The lines to reproduce run from the one containing "Read all visible content and emit it as JSON." through the final line of the entries; write them out exactly and add nothing.

Data for this task START

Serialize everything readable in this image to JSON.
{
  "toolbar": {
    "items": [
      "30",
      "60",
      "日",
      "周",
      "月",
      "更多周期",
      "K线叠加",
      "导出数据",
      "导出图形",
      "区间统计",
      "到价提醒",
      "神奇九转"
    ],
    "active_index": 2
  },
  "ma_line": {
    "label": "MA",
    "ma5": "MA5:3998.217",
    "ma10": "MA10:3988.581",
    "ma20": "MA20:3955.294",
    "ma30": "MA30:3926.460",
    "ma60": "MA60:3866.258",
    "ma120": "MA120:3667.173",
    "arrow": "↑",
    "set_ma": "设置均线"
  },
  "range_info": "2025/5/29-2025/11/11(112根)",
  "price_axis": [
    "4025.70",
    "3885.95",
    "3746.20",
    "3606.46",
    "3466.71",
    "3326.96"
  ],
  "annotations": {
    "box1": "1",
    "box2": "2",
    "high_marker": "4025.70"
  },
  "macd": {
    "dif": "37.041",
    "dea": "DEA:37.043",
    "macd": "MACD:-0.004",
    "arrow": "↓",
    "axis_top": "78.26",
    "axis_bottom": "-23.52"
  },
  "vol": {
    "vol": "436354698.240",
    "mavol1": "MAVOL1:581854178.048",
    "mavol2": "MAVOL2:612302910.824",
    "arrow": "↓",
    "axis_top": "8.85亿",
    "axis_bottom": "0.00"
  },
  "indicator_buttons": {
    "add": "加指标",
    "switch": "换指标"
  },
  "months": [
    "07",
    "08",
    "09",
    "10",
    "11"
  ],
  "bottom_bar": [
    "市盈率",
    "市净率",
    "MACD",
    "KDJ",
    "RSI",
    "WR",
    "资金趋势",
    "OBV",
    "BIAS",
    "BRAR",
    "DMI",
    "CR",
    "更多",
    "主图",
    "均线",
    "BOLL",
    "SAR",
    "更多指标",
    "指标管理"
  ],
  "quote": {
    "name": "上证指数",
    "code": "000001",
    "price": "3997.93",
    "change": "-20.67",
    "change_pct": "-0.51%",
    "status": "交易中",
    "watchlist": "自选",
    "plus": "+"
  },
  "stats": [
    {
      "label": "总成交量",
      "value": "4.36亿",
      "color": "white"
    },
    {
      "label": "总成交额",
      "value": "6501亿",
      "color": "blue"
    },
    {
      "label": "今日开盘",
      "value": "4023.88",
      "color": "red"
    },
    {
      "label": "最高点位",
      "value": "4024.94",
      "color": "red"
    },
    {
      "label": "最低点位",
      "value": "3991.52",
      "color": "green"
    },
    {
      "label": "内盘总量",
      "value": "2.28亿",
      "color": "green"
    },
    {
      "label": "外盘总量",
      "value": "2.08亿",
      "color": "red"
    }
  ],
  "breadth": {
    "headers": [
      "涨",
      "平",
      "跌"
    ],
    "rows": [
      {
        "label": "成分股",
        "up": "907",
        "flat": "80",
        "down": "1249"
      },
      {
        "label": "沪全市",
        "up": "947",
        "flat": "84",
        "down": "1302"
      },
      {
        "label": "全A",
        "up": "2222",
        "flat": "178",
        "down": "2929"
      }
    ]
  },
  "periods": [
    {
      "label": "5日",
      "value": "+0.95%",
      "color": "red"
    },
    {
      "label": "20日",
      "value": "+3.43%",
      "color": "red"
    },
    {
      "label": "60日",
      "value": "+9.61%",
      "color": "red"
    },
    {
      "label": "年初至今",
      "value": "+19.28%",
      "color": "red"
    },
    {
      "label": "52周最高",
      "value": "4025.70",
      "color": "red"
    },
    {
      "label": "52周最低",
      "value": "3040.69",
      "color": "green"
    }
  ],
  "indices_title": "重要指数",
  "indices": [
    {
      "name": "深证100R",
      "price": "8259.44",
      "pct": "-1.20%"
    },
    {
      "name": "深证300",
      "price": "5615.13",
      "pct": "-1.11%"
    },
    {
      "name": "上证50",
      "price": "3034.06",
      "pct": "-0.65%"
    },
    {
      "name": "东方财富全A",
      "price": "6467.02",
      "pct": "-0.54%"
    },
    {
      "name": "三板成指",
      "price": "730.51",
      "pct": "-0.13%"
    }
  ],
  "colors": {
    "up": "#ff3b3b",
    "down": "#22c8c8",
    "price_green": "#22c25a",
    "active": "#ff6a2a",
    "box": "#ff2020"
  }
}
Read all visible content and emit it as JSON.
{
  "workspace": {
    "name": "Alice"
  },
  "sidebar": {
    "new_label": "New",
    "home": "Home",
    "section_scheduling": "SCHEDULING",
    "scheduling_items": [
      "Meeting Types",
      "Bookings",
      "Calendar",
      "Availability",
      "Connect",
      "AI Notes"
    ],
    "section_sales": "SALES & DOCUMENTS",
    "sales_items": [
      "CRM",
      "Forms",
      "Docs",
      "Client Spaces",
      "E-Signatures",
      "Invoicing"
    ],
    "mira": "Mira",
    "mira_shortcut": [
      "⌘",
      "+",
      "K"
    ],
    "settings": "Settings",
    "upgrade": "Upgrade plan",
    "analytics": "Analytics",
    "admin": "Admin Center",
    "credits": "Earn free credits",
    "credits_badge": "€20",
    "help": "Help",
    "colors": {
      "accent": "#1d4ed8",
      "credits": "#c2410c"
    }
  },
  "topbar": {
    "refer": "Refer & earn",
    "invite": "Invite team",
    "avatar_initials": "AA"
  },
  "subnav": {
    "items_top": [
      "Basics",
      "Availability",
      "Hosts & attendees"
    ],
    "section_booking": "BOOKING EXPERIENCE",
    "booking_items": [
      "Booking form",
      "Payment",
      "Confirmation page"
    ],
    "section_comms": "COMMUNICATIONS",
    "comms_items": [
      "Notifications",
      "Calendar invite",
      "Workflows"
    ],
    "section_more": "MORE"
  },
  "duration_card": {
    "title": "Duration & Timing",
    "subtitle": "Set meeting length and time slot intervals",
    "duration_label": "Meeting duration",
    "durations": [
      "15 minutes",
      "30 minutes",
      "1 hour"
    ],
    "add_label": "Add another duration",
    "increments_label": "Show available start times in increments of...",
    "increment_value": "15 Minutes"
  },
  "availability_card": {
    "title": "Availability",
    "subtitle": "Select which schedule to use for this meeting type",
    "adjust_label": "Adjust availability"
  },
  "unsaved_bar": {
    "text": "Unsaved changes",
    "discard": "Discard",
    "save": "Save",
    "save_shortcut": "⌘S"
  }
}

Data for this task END

#### Response below:
Read all visible content and emit it as JSON.
{
  "workspace": {
    "name": "Alice"
  },
  "sidebar": {
    "new_label": "New",
    "home": "Home",
    "section_scheduling": "SCHEDULING",
    "scheduling_items": [
      "Meeting Types",
      "Bookings",
      "Calendar",
      "Availability",
      "Connect",
      "AI Notes"
    ],
    "section_sales": "SALES & DOCUMENTS",
    "sales_items": [
      "CRM",
      "Forms",
      "Docs",
      "Client Spaces",
      "E-Signatures",
      "Invoicing"
    ],
    "mira": "Mira",
    "mira_shortcut": [
      "⌘",
      "+",
      "K"
    ],
    "settings": "Settings",
    "upgrade": "Upgrade plan",
    "analytics": "Analytics",
    "admin": "Admin Center",
    "credits": "Earn free credits",
    "credits_badge": "€20",
    "help": "Help",
    "colors": {
      "accent": "#1d4ed8",
      "credits": "#c2410c"
    }
  },
  "topbar": {
    "refer": "Refer & earn",
    "invite": "Invite team",
    "avatar_initials": "AA"
  },
  "subnav": {
    "items_top": [
      "Basics",
      "Availability",
      "Hosts & attendees"
    ],
    "section_booking": "BOOKING EXPERIENCE",
    "booking_items": [
      "Booking form",
      "Payment",
      "Confirmation page"
    ],
    "section_comms": "COMMUNICATIONS",
    "comms_items": [
      "Notifications",
      "Calendar invite",
      "Workflows"
    ],
    "section_more": "MORE"
  },
  "duration_card": {
    "title": "Duration & Timing",
    "subtitle": "Set meeting length and time slot intervals",
    "duration_label": "Meeting duration",
    "durations": [
      "15 minutes",
      "30 minutes",
      "1 hour"
    ],
    "add_label": "Add another duration",
    "increments_label": "Show available start times in increments of...",
    "increment_value": "15 Minutes"
  },
  "availability_card": {
    "title": "Availability",
    "subtitle": "Select which schedule to use for this meeting type",
    "adjust_label": "Adjust availability"
  },
  "unsaved_bar": {
    "text": "Unsaved changes",
    "discard": "Discard",
    "save": "Save",
    "save_shortcut": "⌘S"
  }
}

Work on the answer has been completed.